A Teacher’s Anger: Markets, Moral Hazards And Schools
Over the last year, as the growing economic crisis took a grim toll among working Americans unable to make mortgage payments on their homes, we witnessed the introduction of a term of art from laissez-faire market economics into our national political conversation. It would be wrong for government to provide assistance to those facing foreclosure and the loss of their homes, we were told again and again, because such aid would create a moral hazard. The dream of working Americans to own their own home has led to financially risky behavior, the logic went, as too many bought homes beyond their means. When an economic downturn makes it impossible for these working homeowners to make ends meet, they have to face the hard consequences of their risky behavior: the loss of their home. Rescue them and others will be encouraged to engage in economically risky behavior. Market discipline must rule, unchallenged, whatever carnage it leaves in its wake.
Yet in recent weeks, as Wall Street’s leading financial institutions came crashing down, one after the other like falling dominoes, one heard no talk of moral hazards. When it comes to finance banks, insurance companies and mortgage providers, a different logic had to apply. If these corporate leviathans are subjected to harsh market discipline, if they are not rescued, we are now told, the American and global economies will collapse, resulting in a massive economic privation. It matters not that in this instance the risky economic behavior was in the service of sheer greed, as those with millions and billions of dollars sought more and more, rather than a modest dream to own your own home. All that is important is that the insolvency of Wall Street’s leading financial institutions would bring economic disaster far beyond their particular bottom lines.
Secretary of Treasury Henry Paulson, who was the CEO of the finance bank Goldman Sachs before he took his current position in the Bush administration, proposed that the rescue of Wall Street involve the unconditional handover of $700 billion. The legislation he brought to Congress gave him the sole authority over the use of this unprecedented amount of money. He and his one-time colleagues on Wall Street fought against provisions which would place limits on the pay of the executives of the rescued corporations, restricting the obscene bonuses and golden parachutes that were symptomatic of the current crisis, on the grounds that this would undermine the incentive of corporate brass to work hard. Incredibly, opposition was also mounted to providing financial aid to homeowners facing foreclosure. It was only Congressional resistance that forced Paulson and the Bush administration even partially off these positions.
Let’s be clear: massive government intervention is clearly necessary if we are to avert a total economic meltdown and the immense harm it would inflict on working people around the globe. But it must not be done on the terms of Wall Street and the Bush administration. Their economic vision treats private profits as sacred, but quickly loses market religion when it comes to socializing corporate losses and having working Americans pick up their bill with our taxes and cuts in our essential public services.
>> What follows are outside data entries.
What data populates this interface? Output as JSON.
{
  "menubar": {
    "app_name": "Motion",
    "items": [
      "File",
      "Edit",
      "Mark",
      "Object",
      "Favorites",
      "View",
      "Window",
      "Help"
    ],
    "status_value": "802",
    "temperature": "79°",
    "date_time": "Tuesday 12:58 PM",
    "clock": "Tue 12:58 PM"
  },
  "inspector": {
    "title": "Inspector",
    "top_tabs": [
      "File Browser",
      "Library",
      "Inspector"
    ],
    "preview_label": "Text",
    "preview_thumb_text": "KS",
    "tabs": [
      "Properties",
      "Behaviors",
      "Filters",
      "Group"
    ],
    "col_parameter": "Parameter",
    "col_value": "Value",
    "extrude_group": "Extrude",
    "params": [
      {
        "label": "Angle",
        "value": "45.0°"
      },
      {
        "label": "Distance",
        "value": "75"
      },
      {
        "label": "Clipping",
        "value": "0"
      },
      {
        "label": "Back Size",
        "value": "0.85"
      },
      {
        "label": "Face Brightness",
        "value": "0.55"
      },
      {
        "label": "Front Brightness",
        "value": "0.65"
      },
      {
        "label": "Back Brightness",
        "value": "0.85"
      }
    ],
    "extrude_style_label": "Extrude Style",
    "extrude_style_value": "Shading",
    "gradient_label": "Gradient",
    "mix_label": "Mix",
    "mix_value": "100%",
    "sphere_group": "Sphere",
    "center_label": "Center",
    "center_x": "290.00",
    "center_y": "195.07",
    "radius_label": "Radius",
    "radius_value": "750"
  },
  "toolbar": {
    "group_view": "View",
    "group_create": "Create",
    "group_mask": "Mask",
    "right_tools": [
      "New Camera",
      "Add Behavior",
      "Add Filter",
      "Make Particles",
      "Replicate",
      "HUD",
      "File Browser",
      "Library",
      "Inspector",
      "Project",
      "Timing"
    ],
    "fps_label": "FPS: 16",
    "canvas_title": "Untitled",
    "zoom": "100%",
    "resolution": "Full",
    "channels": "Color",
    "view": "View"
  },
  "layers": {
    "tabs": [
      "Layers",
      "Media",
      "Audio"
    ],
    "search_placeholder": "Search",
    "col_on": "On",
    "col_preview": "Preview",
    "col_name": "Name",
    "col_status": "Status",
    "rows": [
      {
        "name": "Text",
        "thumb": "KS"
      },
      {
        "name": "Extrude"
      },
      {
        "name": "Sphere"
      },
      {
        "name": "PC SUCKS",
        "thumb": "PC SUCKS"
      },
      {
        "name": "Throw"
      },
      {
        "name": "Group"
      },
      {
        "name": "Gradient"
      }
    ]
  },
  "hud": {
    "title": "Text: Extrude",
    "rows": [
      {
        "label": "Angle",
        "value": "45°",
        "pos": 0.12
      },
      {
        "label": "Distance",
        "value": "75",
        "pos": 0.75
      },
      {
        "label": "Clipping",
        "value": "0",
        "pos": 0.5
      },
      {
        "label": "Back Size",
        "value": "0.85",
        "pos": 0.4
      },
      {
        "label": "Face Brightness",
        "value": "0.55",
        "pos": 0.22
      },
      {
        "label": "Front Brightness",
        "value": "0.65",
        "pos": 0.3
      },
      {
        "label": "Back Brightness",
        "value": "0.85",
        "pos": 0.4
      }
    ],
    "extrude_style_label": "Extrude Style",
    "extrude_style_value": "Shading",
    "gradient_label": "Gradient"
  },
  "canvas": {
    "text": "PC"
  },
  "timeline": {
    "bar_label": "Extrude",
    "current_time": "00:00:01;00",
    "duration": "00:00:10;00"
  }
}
Instead, America needs a new New Deal. An effective rescue package will have to address the structural causes of this crisis, restoring the public interest by re-regulating and redirecting an economy where corporate greed has been given free rein. It will need to stimulate economic growth and create new jobs through government spending, provide needed aid to working homeowners, and protect essential public services and the social service safety net. If government is going to save Wall Street from its own folly and avarice with our tax money, the public must have an ownership share in those institutions, and the public must recoup its investment when these corporations turn a profit once again. The government intervention that seems to have had the most positive effect in the current crisis – the purchase of equity shares in the troubled financial institutions – was fashioned by the British Labour government, and the power to implement it in the U.S. was written into law by Congressional Democrats, with the Bush administration unhappily bringing up the rear.
Working Americans have much good reason to be very angry about these developments, and none more so than teachers. For the last decade, Wall Street financiers, hedge fund operators and corporate moguls, together with the market fundamentalists who provide them their ideological support, have been mounting a steady drumbeat of attacks on public schools and on the educators who have dedicated their professional lives to teaching and caring for our children. Our schools are failing and our teachers are incompetent, they repeated again and again in a systematic effort to delegitimize public education, and market based reforms and privatization will make everything right. They know as much about education as Sarah Palin knows about foreign policy: they could see a school from their house. But for them ignorance was bliss: it meant that the laissez-faire market could be the answer to every educational question, without any danger of troubling information on what that actually meant in practice. One might think that the catastrophic failure of the financial markets of Wall Street they had fought to deregulate and remove from public oversight and checks and balances would have led to a little pause and a second thought or two on the wisdom of unfettered, unregulated markets in education. But let’s face it: there is not much capacity for self-reflection in these circles. The work of defending and improving the public schools that are vital to American democracy will rest with those of us who actually work in their classrooms.
Now more than ever, America needs a vibrant and flourishing public square, with public education at its center. The pursuit of greed and excess, the idolatry of unregulated and uncontrolled markets, are no substitute for the pursuit of our common good and the support of our public purpose. We will now pay a heavy price for having forgotten and abandoned this truth of our republic, so as educators, we need to ensure that it is a lesson fully learned.
Leo Casey. NYC. from Edwize